Objective: To better understand the utility of using pain freedom and most bothersome headache-associated symptom (MBS) freedom as co-primary endpoints in clinical trials of acute migraine interventions. Background: Adhesive dermally applied microarray (ADAM) is an investigational system for intracutaneous drug administration. The recently completed pivotal Phase 2b/3 study (ZOTRIP), evaluating ADAM zolmitriptan for the treatment of acute moderate to severe migraine, was one of the first large studies to incorporate MBS freedom and pain freedom as co-primary endpoints per recently issued guidance by the US Food and Drug Administration. In this trial, the proportion of patients treated with ADAM zolmitriptan 3.8 mg, who were pain-free and MBS-free at 2 hours post-dose, was significantly higher than for placebo. Methods: We undertook a post-hoc analysis of data from the ZOTRIP trial to examine how the outcomes from this trial compare to what might have been achieved using the conventional co-primary endpoints of pain relief, nausea, photophobia, and phonophobia. Results: Of the 159 patients treated with ADAM zolmitriptan 3.8 mg or placebo, prospectively designated MBS were photophobia (n = 79), phonophobia (n = 43), and nausea (n = 37). Two-hour pain free rates in those with photophobia as the MBS were 36% for ADAM zolmitriptan 3.8 mg and 14% for placebo (P =.02). Corresponding rates for those with phonophobia as the MBS were 14% and 41% (P =.05). For those whose MBS was nausea, corresponding values were 56% and 16%, respectively (P =.01). Two-hour freedom from the MBS for active drug vs placebo were 67% vs 35% (P <.01) for photophobia, 55% vs 43% (P =.45) for phonophobia, and 89% vs 58% for nausea (P =.04). MBS freedom but not pain freedom was achieved in 28%. Only 1 patient (1%) achieved pain freedom, but not MBS freedom. The proportion with both pain and MBS freedom was highest (56%) among those whose MBS was nausea. Conclusion: In this study, the use of MBS was feasible and seemed to compare favorably to the previously required 4 co-primary endpoints.

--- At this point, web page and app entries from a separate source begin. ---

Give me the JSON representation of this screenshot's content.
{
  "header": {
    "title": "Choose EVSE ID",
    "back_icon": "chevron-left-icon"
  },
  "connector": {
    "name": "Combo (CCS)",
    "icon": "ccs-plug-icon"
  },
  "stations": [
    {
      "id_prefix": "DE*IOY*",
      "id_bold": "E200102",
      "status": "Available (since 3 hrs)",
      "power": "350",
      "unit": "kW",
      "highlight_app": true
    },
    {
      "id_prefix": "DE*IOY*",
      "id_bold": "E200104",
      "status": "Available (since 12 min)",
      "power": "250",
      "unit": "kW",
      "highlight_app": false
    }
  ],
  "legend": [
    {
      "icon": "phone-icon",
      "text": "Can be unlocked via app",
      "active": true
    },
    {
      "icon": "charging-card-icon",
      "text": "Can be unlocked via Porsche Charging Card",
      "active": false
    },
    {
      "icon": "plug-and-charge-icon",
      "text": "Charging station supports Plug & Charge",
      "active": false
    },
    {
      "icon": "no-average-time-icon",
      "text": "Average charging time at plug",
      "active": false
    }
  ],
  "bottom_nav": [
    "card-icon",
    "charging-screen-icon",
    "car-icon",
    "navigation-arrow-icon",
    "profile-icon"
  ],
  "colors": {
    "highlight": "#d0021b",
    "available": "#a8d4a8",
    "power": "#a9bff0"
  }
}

Original languageEnglish (US)
Pages (from-to)986-992
Number of pages7
JournalHeadache
Volume58
Issue number7
DOIs
StatePublished - Jul 1 2018

Keywords

  • adhesive dermally applied microarray
  • drug delivery
  • headache
  • intracutaneous
  • migraine
  • triptan
  • zolmitriptan

ASJC Scopus subject areas

  • Neurology
  • Clinical Neurology

Fingerprint Dive into the research topics of 'Use of Most Bothersome Symptom as a Coprimary Endpoint in Migraine Clinical Trials: A Post-Hoc Analysis of the Pivotal ZOTRIP Randomized, Controlled Trial'. Together they form a unique fingerprint.

  • Cite this